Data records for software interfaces
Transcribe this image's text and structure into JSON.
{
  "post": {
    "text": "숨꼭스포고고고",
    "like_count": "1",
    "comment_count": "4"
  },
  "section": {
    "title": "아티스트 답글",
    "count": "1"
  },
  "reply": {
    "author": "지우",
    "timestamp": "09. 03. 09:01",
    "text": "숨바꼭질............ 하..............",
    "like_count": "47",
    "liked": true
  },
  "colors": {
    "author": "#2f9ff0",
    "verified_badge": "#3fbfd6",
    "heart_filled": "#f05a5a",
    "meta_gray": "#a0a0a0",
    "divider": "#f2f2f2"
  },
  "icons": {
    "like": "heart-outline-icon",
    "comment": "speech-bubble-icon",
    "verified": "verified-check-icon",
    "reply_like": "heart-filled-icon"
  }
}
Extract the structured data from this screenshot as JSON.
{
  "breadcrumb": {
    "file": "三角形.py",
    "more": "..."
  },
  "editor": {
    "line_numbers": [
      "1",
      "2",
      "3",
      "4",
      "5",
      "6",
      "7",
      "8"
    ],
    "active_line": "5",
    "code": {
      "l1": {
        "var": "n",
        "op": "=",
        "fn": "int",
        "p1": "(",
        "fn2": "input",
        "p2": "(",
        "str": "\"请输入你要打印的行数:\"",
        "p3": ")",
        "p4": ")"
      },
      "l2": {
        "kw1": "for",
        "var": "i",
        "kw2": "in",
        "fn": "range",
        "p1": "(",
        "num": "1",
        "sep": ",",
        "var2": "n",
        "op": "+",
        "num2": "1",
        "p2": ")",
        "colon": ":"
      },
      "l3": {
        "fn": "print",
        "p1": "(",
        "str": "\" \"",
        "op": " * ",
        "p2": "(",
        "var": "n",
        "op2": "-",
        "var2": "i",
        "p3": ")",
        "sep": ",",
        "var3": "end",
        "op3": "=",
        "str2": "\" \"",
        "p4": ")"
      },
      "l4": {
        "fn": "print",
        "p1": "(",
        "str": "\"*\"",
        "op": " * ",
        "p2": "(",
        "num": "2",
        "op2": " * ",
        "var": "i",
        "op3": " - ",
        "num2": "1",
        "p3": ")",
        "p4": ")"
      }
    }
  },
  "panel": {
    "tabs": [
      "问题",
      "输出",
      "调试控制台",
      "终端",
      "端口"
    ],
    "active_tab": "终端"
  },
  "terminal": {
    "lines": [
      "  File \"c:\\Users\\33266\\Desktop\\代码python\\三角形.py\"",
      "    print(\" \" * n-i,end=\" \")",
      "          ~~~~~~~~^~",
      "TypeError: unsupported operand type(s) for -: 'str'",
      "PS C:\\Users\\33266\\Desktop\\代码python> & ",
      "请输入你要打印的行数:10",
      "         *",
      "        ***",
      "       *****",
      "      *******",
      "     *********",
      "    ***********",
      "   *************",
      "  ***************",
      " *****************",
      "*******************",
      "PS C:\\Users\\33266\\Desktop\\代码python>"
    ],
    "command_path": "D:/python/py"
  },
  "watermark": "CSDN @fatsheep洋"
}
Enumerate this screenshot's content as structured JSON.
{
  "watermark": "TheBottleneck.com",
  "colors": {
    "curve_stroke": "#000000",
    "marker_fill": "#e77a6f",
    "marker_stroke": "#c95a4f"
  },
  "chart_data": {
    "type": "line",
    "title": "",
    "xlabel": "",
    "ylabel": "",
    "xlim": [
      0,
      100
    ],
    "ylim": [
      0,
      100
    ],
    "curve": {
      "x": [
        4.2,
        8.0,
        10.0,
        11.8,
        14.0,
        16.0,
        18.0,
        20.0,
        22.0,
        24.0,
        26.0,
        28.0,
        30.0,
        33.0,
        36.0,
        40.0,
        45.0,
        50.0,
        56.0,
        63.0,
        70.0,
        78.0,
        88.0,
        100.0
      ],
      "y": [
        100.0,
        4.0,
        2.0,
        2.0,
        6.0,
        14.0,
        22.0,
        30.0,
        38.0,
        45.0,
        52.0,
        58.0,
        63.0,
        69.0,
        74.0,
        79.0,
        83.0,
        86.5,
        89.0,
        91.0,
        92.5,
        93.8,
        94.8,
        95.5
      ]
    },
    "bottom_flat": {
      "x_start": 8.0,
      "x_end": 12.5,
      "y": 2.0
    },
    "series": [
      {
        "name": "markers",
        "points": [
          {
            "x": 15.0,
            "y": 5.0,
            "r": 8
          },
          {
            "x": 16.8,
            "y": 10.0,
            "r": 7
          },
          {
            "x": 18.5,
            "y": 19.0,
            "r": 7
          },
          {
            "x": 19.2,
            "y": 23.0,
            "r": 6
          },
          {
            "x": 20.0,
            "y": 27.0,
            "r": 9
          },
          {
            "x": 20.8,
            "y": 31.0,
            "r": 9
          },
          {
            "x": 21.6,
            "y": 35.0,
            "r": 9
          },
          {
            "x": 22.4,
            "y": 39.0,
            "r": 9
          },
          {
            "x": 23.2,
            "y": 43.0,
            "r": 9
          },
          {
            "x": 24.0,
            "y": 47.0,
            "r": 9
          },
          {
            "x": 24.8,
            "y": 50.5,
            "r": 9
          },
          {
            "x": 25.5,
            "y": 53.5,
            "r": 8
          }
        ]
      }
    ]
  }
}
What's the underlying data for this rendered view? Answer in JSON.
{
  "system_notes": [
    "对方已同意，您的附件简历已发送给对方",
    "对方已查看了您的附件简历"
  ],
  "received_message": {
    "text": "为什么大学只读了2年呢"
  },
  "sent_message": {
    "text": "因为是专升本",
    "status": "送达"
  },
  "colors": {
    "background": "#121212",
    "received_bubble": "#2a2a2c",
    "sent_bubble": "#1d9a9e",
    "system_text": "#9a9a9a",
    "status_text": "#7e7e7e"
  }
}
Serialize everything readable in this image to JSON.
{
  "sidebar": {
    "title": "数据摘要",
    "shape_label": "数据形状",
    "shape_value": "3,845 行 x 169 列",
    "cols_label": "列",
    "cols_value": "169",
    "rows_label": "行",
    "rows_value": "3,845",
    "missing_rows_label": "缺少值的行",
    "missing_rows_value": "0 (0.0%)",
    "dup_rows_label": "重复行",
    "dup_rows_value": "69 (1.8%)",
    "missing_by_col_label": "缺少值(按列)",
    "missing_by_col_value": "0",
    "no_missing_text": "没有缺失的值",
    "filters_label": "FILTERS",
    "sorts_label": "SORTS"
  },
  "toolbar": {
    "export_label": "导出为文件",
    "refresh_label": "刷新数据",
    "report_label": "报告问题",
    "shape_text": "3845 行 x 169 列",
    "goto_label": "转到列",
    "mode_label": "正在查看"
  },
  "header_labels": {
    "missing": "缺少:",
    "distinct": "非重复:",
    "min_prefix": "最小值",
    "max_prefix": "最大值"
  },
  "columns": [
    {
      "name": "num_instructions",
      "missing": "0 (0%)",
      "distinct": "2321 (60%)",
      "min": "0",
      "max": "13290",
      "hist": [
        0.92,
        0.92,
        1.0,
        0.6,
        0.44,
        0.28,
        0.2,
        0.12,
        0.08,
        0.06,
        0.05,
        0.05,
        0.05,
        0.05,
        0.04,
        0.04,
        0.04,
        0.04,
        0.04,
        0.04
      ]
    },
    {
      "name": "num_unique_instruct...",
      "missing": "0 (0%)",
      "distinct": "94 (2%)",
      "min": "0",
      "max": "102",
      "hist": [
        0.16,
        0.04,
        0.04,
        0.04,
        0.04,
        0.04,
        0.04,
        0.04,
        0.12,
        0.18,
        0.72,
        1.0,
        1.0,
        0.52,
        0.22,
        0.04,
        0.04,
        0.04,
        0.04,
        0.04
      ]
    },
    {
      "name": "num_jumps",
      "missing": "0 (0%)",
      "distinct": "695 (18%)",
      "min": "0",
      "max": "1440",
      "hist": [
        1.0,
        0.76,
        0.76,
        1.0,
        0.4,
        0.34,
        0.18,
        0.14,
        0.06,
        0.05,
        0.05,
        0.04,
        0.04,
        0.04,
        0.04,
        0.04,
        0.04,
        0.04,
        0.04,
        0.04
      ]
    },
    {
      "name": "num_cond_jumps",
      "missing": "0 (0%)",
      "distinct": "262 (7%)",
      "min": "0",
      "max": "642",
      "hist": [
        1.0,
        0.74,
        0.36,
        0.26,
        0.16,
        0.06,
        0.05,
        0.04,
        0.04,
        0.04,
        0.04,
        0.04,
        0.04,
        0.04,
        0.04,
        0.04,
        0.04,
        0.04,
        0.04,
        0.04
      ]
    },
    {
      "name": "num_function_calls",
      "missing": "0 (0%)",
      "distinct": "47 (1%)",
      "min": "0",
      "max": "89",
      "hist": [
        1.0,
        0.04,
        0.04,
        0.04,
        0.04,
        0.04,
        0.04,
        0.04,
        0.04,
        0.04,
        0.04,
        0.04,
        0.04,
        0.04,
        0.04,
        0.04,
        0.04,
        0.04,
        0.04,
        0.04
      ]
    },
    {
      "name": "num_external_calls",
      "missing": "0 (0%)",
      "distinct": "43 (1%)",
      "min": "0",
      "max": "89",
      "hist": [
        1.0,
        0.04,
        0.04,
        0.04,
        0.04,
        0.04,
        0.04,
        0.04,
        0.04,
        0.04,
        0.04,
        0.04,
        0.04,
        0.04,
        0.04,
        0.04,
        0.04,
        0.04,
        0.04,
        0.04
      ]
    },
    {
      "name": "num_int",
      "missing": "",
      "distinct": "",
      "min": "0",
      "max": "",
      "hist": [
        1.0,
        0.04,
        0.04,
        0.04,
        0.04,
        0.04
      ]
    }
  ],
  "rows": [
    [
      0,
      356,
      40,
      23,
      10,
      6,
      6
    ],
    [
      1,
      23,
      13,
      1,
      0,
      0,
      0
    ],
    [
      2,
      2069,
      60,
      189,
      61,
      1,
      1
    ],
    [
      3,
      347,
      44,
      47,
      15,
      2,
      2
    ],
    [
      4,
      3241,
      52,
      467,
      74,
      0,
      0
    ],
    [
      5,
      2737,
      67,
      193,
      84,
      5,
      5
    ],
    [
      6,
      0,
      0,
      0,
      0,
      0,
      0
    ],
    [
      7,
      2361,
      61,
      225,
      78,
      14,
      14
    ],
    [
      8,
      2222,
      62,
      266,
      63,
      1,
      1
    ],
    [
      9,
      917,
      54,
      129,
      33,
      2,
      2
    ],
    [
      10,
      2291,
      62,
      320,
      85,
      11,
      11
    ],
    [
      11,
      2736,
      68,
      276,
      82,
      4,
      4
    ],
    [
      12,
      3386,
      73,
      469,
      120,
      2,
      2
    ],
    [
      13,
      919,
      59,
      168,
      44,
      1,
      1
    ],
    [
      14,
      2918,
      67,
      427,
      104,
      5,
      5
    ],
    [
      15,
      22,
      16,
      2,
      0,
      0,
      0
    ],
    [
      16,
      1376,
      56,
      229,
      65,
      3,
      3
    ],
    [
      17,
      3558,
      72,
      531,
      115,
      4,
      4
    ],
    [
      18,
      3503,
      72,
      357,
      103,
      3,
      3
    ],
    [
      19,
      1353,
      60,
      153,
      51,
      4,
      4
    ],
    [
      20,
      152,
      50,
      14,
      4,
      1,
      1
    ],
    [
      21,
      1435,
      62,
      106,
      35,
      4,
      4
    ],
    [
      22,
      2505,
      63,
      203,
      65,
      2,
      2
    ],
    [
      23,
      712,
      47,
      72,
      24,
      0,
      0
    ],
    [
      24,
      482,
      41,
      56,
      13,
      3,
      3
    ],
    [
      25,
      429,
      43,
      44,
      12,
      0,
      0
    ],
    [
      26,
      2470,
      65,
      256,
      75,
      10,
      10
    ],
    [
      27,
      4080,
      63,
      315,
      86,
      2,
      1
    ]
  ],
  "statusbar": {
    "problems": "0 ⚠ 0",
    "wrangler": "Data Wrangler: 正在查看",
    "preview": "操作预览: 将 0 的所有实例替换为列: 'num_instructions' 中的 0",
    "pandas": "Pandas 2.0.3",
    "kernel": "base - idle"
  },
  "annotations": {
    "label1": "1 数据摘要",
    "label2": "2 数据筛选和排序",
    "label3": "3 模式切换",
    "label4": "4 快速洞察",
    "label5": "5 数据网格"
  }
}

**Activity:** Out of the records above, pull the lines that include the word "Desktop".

**Reply:**
      "  File \"c:\\Users\\33266\\Desktop\\代码python\\三角形.py\"",
      "PS C:\\Users\\33266\\Desktop\\代码python> & ",
      "PS C:\\Users\\33266\\Desktop\\代码python>"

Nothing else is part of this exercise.